Beta-lactams are the most commonly used antibiotics, although they are also associated with hypersensitivity reactions. Although approximately 10% of the population report an allergy to a beta-lactam, identifying erroneous beta-lactam allergies can lead to improved patient outcomes and lower rates of antimicrobial resistance.
This study was a single-center, retrospective review of a pharmacy resident driven beta-lactam allergy assessment. The allergy assessment consisted of a chart review and a 3-question interview. The primary outcome of this study was a composite of the following interventions: beta-lactam allergy delabeling, reaction specification, and/or identification of previously tolerated beta-lactams. Secondary outcomes included patients who were relabeled if delabeling occurred, patients who received beta-lactam therapy after changes occurred to their charted allergy, and impact on hospital utilization of beta-lactam alternative antibiotics.
A total of 42 patients were interviewed between September 13, 2021, and December 17, 2021, with follow-up occurring 90 days after the initial interview. The most common beta-lactam allergy reported was penicillin (90.5%). Of the patients who were assessed, 95.2% met at least one of the components of the primary endpoint. Specifying the previous toleration of beta-lactam agents was the most common intervention, occurring after 78.6% of assessments. Complete delabeling of the patient's beta-lactam allergy occurred after 38.1% of the interviews conducted.

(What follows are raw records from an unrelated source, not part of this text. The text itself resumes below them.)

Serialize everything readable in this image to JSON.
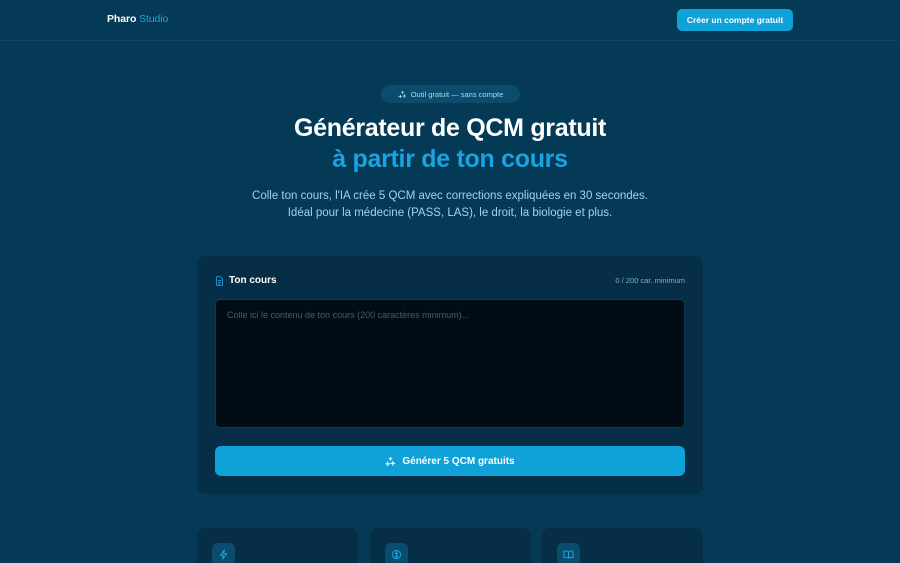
{
  "header": {
    "brand_primary": "Pharo",
    "brand_secondary": "Studio",
    "cta_label": "Créer un compte gratuit"
  },
  "hero": {
    "badge": "Outil gratuit — sans compte",
    "title_line1": "Générateur de QCM gratuit",
    "title_line2": "à partir de ton cours",
    "subtitle_line1": "Colle ton cours, l'IA crée 5 QCM avec corrections expliquées en 30 secondes.",
    "subtitle_line2": "Idéal pour la médecine (PASS, LAS), le droit, la biologie et plus."
  },
  "form": {
    "label": "Ton cours",
    "counter": "0 / 200 car. minimum",
    "value": "",
    "placeholder": "Colle ici le contenu de ton cours (200 caractères minimum)...",
    "submit_label": "Générer 5 QCM gratuits"
  },
  "features": [
    {
      "icon": "lightning-icon"
    },
    {
      "icon": "brain-icon"
    },
    {
      "icon": "book-icon"
    }
  ],
  "colors": {
    "background": "#053a57",
    "card": "#062e47",
    "accent": "#0ea2d9",
    "accent_text": "#1aa3de"
  }
}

A pharmacy-resident driven beta-lactam allergy assessment was effective at clarifying beta-lactam allergies, including the complete delabeling of erroneous beta-lactam allergies.